#### [Task material]
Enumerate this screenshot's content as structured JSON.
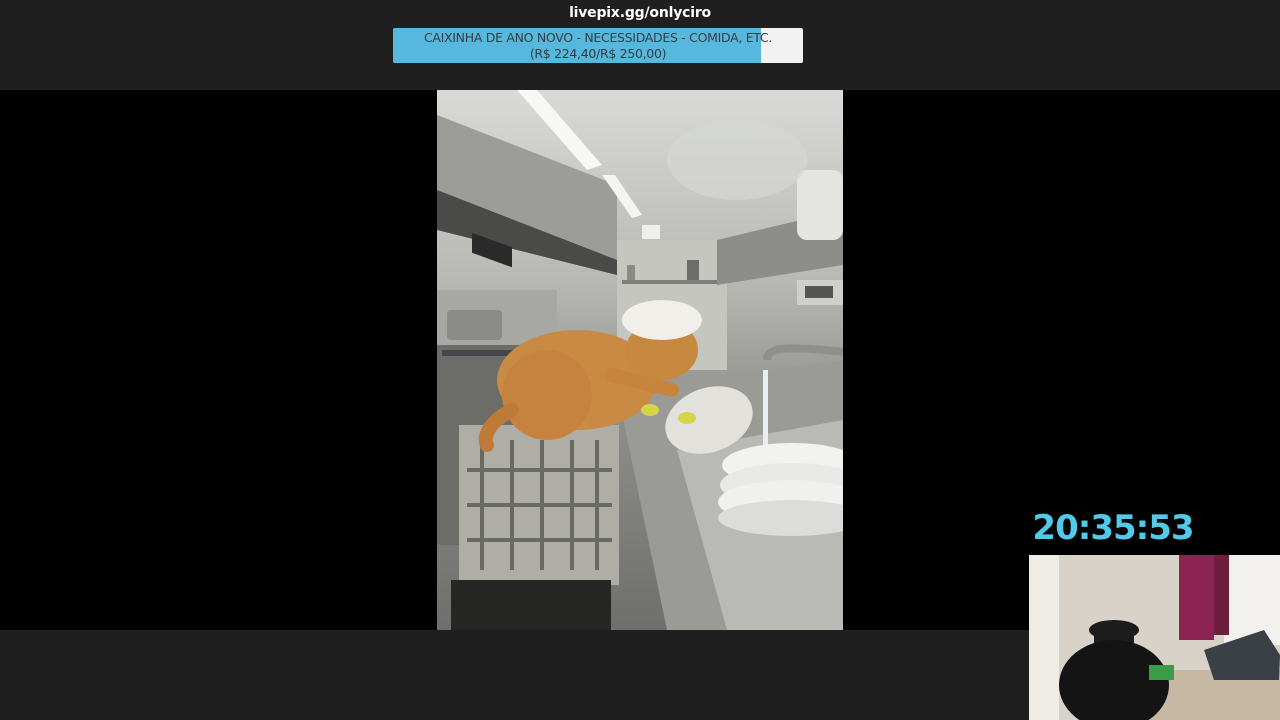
{
  "overlay": {
    "donation_link": "livepix.gg/onlyciro",
    "goal": {
      "line1": "CAIXINHA DE ANO NOVO - NECESSIDADES - COMIDA, ETC.",
      "line2": "(R$ 224,40/R$ 250,00)",
      "current": 224.4,
      "target": 250.0,
      "fill_color": "#55b8dc"
    },
    "clock": "20:35:53",
    "clock_color": "#52c9e8"
  },
  "video": {
    "subject": "cat-washing-dishes-in-kitchen"
  },
  "webcam": {
    "subject": "room-with-office-chair"
  }
}
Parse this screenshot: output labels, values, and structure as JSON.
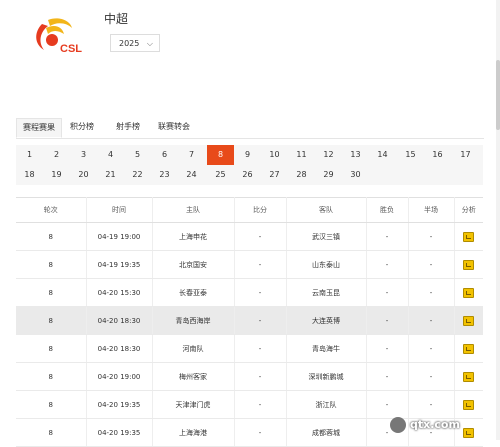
{
  "header": {
    "league_name": "中超",
    "year_value": "2025",
    "logo_text": "CSL"
  },
  "tabs": [
    {
      "label": "赛程赛果",
      "active": true
    },
    {
      "label": "积分榜",
      "active": false
    },
    {
      "label": "射手榜",
      "active": false
    },
    {
      "label": "联赛转会",
      "active": false
    }
  ],
  "rounds": [
    "1",
    "2",
    "3",
    "4",
    "5",
    "6",
    "7",
    "8",
    "9",
    "10",
    "11",
    "12",
    "13",
    "14",
    "15",
    "16",
    "17",
    "18",
    "19",
    "20",
    "21",
    "22",
    "23",
    "24",
    "25",
    "26",
    "27",
    "28",
    "29",
    "30"
  ],
  "active_round": "8",
  "table": {
    "headers": [
      "轮次",
      "时间",
      "主队",
      "比分",
      "客队",
      "胜负",
      "半场",
      "分析"
    ],
    "rows": [
      {
        "round": "8",
        "time": "04-19 19:00",
        "home": "上海申花",
        "score": "-",
        "away": "武汉三镇",
        "result": "-",
        "half": "-"
      },
      {
        "round": "8",
        "time": "04-19 19:35",
        "home": "北京国安",
        "score": "-",
        "away": "山东泰山",
        "result": "-",
        "half": "-"
      },
      {
        "round": "8",
        "time": "04-20 15:30",
        "home": "长春亚泰",
        "score": "-",
        "away": "云南玉昆",
        "result": "-",
        "half": "-"
      },
      {
        "round": "8",
        "time": "04-20 18:30",
        "home": "青岛西海岸",
        "score": "-",
        "away": "大连英博",
        "result": "-",
        "half": "-"
      },
      {
        "round": "8",
        "time": "04-20 18:30",
        "home": "河南队",
        "score": "-",
        "away": "青岛海牛",
        "result": "-",
        "half": "-"
      },
      {
        "round": "8",
        "time": "04-20 19:00",
        "home": "梅州客家",
        "score": "-",
        "away": "深圳新鹏城",
        "result": "-",
        "half": "-"
      },
      {
        "round": "8",
        "time": "04-20 19:35",
        "home": "天津津门虎",
        "score": "-",
        "away": "浙江队",
        "result": "-",
        "half": "-"
      },
      {
        "round": "8",
        "time": "04-20 19:35",
        "home": "上海海港",
        "score": "-",
        "away": "成都蓉城",
        "result": "-",
        "half": "-"
      }
    ],
    "highlight_row": 3
  },
  "watermark": {
    "text": "qtx.com"
  },
  "colors": {
    "accent": "#e84a1a",
    "row_highlight": "#eaeaea"
  },
  "icons": {
    "analysis": "analysis-chart-icon",
    "year_dropdown": "chevron-down-icon"
  }
}
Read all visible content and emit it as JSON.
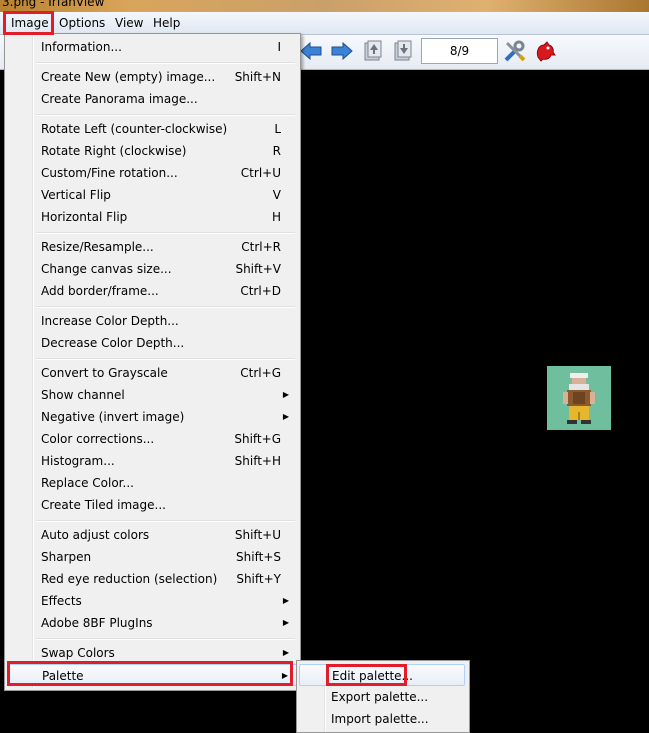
{
  "window": {
    "title": "3.png - IrfanView"
  },
  "menubar": {
    "items": [
      "Image",
      "Options",
      "View",
      "Help"
    ]
  },
  "toolbar": {
    "page_counter": "8/9"
  },
  "image_menu": {
    "information": {
      "label": "Information...",
      "shortcut": "I"
    },
    "create_new": {
      "label": "Create New (empty) image...",
      "shortcut": "Shift+N"
    },
    "create_panorama": {
      "label": "Create Panorama image...",
      "shortcut": ""
    },
    "rotate_left": {
      "label": "Rotate Left (counter-clockwise)",
      "shortcut": "L"
    },
    "rotate_right": {
      "label": "Rotate Right (clockwise)",
      "shortcut": "R"
    },
    "custom_rotation": {
      "label": "Custom/Fine rotation...",
      "shortcut": "Ctrl+U"
    },
    "vertical_flip": {
      "label": "Vertical Flip",
      "shortcut": "V"
    },
    "horizontal_flip": {
      "label": "Horizontal Flip",
      "shortcut": "H"
    },
    "resize": {
      "label": "Resize/Resample...",
      "shortcut": "Ctrl+R"
    },
    "canvas_size": {
      "label": "Change canvas size...",
      "shortcut": "Shift+V"
    },
    "add_border": {
      "label": "Add border/frame...",
      "shortcut": "Ctrl+D"
    },
    "increase_depth": {
      "label": "Increase Color Depth...",
      "shortcut": ""
    },
    "decrease_depth": {
      "label": "Decrease Color Depth...",
      "shortcut": ""
    },
    "grayscale": {
      "label": "Convert to Grayscale",
      "shortcut": "Ctrl+G"
    },
    "show_channel": {
      "label": "Show channel",
      "shortcut": ""
    },
    "negative": {
      "label": "Negative (invert image)",
      "shortcut": ""
    },
    "color_corrections": {
      "label": "Color corrections...",
      "shortcut": "Shift+G"
    },
    "histogram": {
      "label": "Histogram...",
      "shortcut": "Shift+H"
    },
    "replace_color": {
      "label": "Replace Color...",
      "shortcut": ""
    },
    "tiled_image": {
      "label": "Create Tiled image...",
      "shortcut": ""
    },
    "auto_adjust": {
      "label": "Auto adjust colors",
      "shortcut": "Shift+U"
    },
    "sharpen": {
      "label": "Sharpen",
      "shortcut": "Shift+S"
    },
    "red_eye": {
      "label": "Red eye reduction (selection)",
      "shortcut": "Shift+Y"
    },
    "effects": {
      "label": "Effects",
      "shortcut": ""
    },
    "plugins": {
      "label": "Adobe 8BF PlugIns",
      "shortcut": ""
    },
    "swap_colors": {
      "label": "Swap Colors",
      "shortcut": ""
    },
    "palette": {
      "label": "Palette",
      "shortcut": ""
    }
  },
  "palette_menu": {
    "edit": "Edit palette...",
    "export": "Export palette...",
    "import": "Import palette..."
  },
  "colors": {
    "highlight_box": "#e11d2a",
    "menu_bg": "#f0f0f0",
    "viewer_bg": "#000000",
    "sprite_bg": "#6fbf9e"
  }
}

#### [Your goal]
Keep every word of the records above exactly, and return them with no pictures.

#### [Answer section]
Enumerate this screenshot's content as structured JSON.
{
  "overlay": {
    "donation_link": "livepix.gg/onlyciro",
    "goal": {
      "line1": "CAIXINHA DE ANO NOVO - NECESSIDADES - COMIDA, ETC.",
      "line2": "(R$ 224,40/R$ 250,00)",
      "current": 224.4,
      "target": 250.0,
      "fill_color": "#55b8dc"
    },
    "clock": "20:35:53",
    "clock_color": "#52c9e8"
  },
  "video": {
    "subject": "cat-washing-dishes-in-kitchen"
  },
  "webcam": {
    "subject": "room-with-office-chair"
  }
}
Parse this screenshot: output labels, values, and structure as JSON.
{
  "header": {
    "league_name": "中超",
    "year_value": "2025",
    "logo_text": "CSL"
  },
  "tabs": [
    {
      "label": "赛程赛果",
      "active": true
    },
    {
      "label": "积分榜",
      "active": false
    },
    {
      "label": "射手榜",
      "active": false
    },
    {
      "label": "联赛转会",
      "active": false
    }
  ],
  "rounds": [
    "1",
    "2",
    "3",
    "4",
    "5",
    "6",
    "7",
    "8",
    "9",
    "10",
    "11",
    "12",
    "13",
    "14",
    "15",
    "16",
    "17",
    "18",
    "19",
    "20",
    "21",
    "22",
    "23",
    "24",
    "25",
    "26",
    "27",
    "28",
    "29",
    "30"
  ],
  "active_round": "8",
  "table": {
    "headers": [
      "轮次",
      "时间",
      "主队",
      "比分",
      "客队",
      "胜负",
      "半场",
      "分析"
    ],
    "rows": [
      {
        "round": "8",
        "time": "04-19 19:00",
        "home": "上海申花",
        "score": "-",
        "away": "武汉三镇",
        "result": "-",
        "half": "-"
      },
      {
        "round": "8",
        "time": "04-19 19:35",
        "home": "北京国安",
        "score": "-",
        "away": "山东泰山",
        "result": "-",
        "half": "-"
      },
      {
        "round": "8",
        "time": "04-20 15:30",
        "home": "长春亚泰",
        "score": "-",
        "away": "云南玉昆",
        "result": "-",
        "half": "-"
      },
      {
        "round": "8",
        "time": "04-20 18:30",
        "home": "青岛西海岸",
        "score": "-",
        "away": "大连英博",
        "result": "-",
        "half": "-"
      },
      {
        "round": "8",
        "time": "04-20 18:30",
        "home": "河南队",
        "score": "-",
        "away": "青岛海牛",
        "result": "-",
        "half": "-"
      },
      {
        "round": "8",
        "time": "04-20 19:00",
        "home": "梅州客家",
        "score": "-",
        "away": "深圳新鹏城",
        "result": "-",
        "half": "-"
      },
      {
        "round": "8",
        "time": "04-20 19:35",
        "home": "天津津门虎",
        "score": "-",
        "away": "浙江队",
        "result": "-",
        "half": "-"
      },
      {
        "round": "8",
        "time": "04-20 19:35",
        "home": "上海海港",
        "score": "-",
        "away": "成都蓉城",
        "result": "-",
        "half": "-"
      }
    ],
    "highlight_row": 3
  },
  "watermark": {
    "text": "qtx.com"
  },
  "colors": {
    "accent": "#e84a1a",
    "row_highlight": "#eaeaea"
  },
  "icons": {
    "analysis": "analysis-chart-icon",
    "year_dropdown": "chevron-down-icon"
  }
}
Read all visible content and emit it as JSON.
{
  "window": {
    "title": "3.png - IrfanView"
  },
  "menubar": {
    "items": [
      "Image",
      "Options",
      "View",
      "Help"
    ]
  },
  "toolbar": {
    "page_counter": "8/9"
  },
  "image_menu": {
    "information": {
      "label": "Information...",
      "shortcut": "I"
    },
    "create_new": {
      "label": "Create New (empty) image...",
      "shortcut": "Shift+N"
    },
    "create_panorama": {
      "label": "Create Panorama image...",
      "shortcut": ""
    },
    "rotate_left": {
      "label": "Rotate Left (counter-clockwise)",
      "shortcut": "L"
    },
    "rotate_right": {
      "label": "Rotate Right (clockwise)",
      "shortcut": "R"
    },
    "custom_rotation": {
      "label": "Custom/Fine rotation...",
      "shortcut": "Ctrl+U"
    },
    "vertical_flip": {
      "label": "Vertical Flip",
      "shortcut": "V"
    },
    "horizontal_flip": {
      "label": "Horizontal Flip",
      "shortcut": "H"
    },
    "resize": {
      "label": "Resize/Resample...",
      "shortcut": "Ctrl+R"
    },
    "canvas_size": {
      "label": "Change canvas size...",
      "shortcut": "Shift+V"
    },
    "add_border": {
      "label": "Add border/frame...",
      "shortcut": "Ctrl+D"
    },
    "increase_depth": {
      "label": "Increase Color Depth...",
      "shortcut": ""
    },
    "decrease_depth": {
      "label": "Decrease Color Depth...",
      "shortcut": ""
    },
    "grayscale": {
      "label": "Convert to Grayscale",
      "shortcut": "Ctrl+G"
    },
    "show_channel": {
      "label": "Show channel",
      "shortcut": ""
    },
    "negative": {
      "label": "Negative (invert image)",
      "shortcut": ""
    },
    "color_corrections": {
      "label": "Color corrections...",
      "shortcut": "Shift+G"
    },
    "histogram": {
      "label": "Histogram...",
      "shortcut": "Shift+H"
    },
    "replace_color": {
      "label": "Replace Color...",
      "shortcut": ""
    },
    "tiled_image": {
      "label": "Create Tiled image...",
      "shortcut": ""
    },
    "auto_adjust": {
      "label": "Auto adjust colors",
      "shortcut": "Shift+U"
    },
    "sharpen": {
      "label": "Sharpen",
      "shortcut": "Shift+S"
    },
    "red_eye": {
      "label": "Red eye reduction (selection)",
      "shortcut": "Shift+Y"
    },
    "effects": {
      "label": "Effects",
      "shortcut": ""
    },
    "plugins": {
      "label": "Adobe 8BF PlugIns",
      "shortcut": ""
    },
    "swap_colors": {
      "label": "Swap Colors",
      "shortcut": ""
    },
    "palette": {
      "label": "Palette",
      "shortcut": ""
    }
  },
  "palette_menu": {
    "edit": "Edit palette...",
    "export": "Export palette...",
    "import": "Import palette..."
  },
  "colors": {
    "highlight_box": "#e11d2a",
    "menu_bg": "#f0f0f0",
    "viewer_bg": "#000000",
    "sprite_bg": "#6fbf9e"
  }
}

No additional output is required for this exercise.